Love is in the air for publishers. As I write, five of the top 10 New York Times fiction bestsellers are romance. In the first half of 2023, print unit sales of romance titles soared 34.6% over the same period last year, while in 2022, romance unit sales grew 52.4% over the previous year, according to Publishers Weekly.

Publishers are scrambling to explain love’s new bloom. Is it the BookTok bump? The Colleen Hoover effect? The Big Five’s belated recognition that characters of all races, sizes, and sexual orientations deserve their happily ever afters?

Maybe. But after studying romance authors for nearly a decade, I believe the surge is driven by romance writers themselves, and their unique solidarity as a labor force.

It might seem counterintuitive to think of romance writers—or any authors—as a labor force. Writers work alone. They don’t have a regular employer or paycheck. Nevertheless, romance writers realized long ago that there’s strength in numbers. In the late 1970s, these writers—mostly women, mostly white, almost universally disrespected by the book world—sought each other out by letter and phone call to share scarce industry intel.

In 1980, Black romance editor Vivian Stephens formalized this grassroots network into Romance Writers of America. For 40 years, the group dramatically improved conditions for romance writers, pushing for better contracts, transparent royalty statements, and on-time payments.

Sadly, not all writers benefited equally: RWA’s failure to fully include diverse authors contributed to the group’s spectacular implosion in 2020. Nevertheless, for four decades, RWA spread an ethic of mutual support that still infuses the romance writing community. My research found that an astonishing 74% of romance authors connect with each other online, over the phone, via email, or in person at least once a week. Half connect every day. This tradition of close, frequent connection means that advice and innovation spread like wildfire among romance writers.

Labor law forbids solo contractors, including authors, from sharing compensation figures: it’s considered price-fixing. Indeed, to avoid antitrust suits, RWA devotes a page of its website to explaining antitrust law and discouraging members from discussing rates.

No matter. Romance writers have openly shared royalty rates and contract terms for decades. Today, on social media, email chains, and elsewhere, romance writers frequently share best practices for promotion, marketing, and reader relations. Other genre authors tell me this kind of openness is unusual. One SF writer said getting others to share income data is “like pulling teeth.”

History shows that romance writers are powerful advocates for change. Other writers and publishers hoping to mimic their success would do well to recall that writing is a business and authors are its workers.

Of course, other author organizations lobby for better contracts. But these groups typically restrict membership to traditionally published authors, which limits innovation. Romance writers famously welcome newcomers: RWA admitted unpublished authors from the very beginning. And a commitment to training new authors still pervades Romancelandia’s countless online groups and the many smaller romance organizations that splintered off from RWA.

This sense of solidarity benefits established as well as aspiring writers.

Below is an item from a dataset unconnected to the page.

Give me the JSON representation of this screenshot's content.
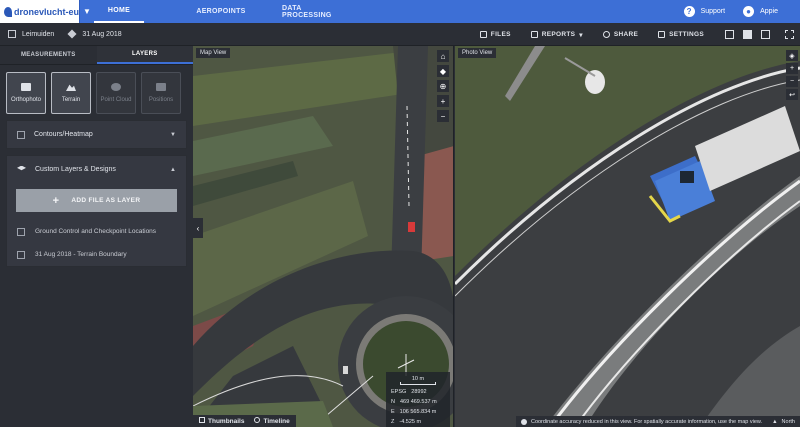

Based on guidance from newcomers (often authors of color shunned by the publishing industry), traditionally published authors adopted the tactics of self-publishing, helping drive the indie romance explosion. The boom drained revenues from mass market publishing and empowered romance authors to demand better treatment from publishers.

These unique labor practices—banding together to improve conditions, radically open information sharing, and solidarity across experience levels—all helped drive the current boom in romance. To be sure, success is still not shared equitably: those five authors on this week’s bestseller list are all white. But history shows that romance writers are powerful advocates for change. Other writers and publishers hoping to mimic their success would do well to recall that writing is a business and authors are its workers—workers who can band together to improve their own conditions. Because publishing, after all, is not just a labor of love.

Christine Larson is a journalism professor and author of Love in the Time of Self-Publishing: How Romance Writers Changed the Rules of Writing and Success (Princeton Univ., June 2024).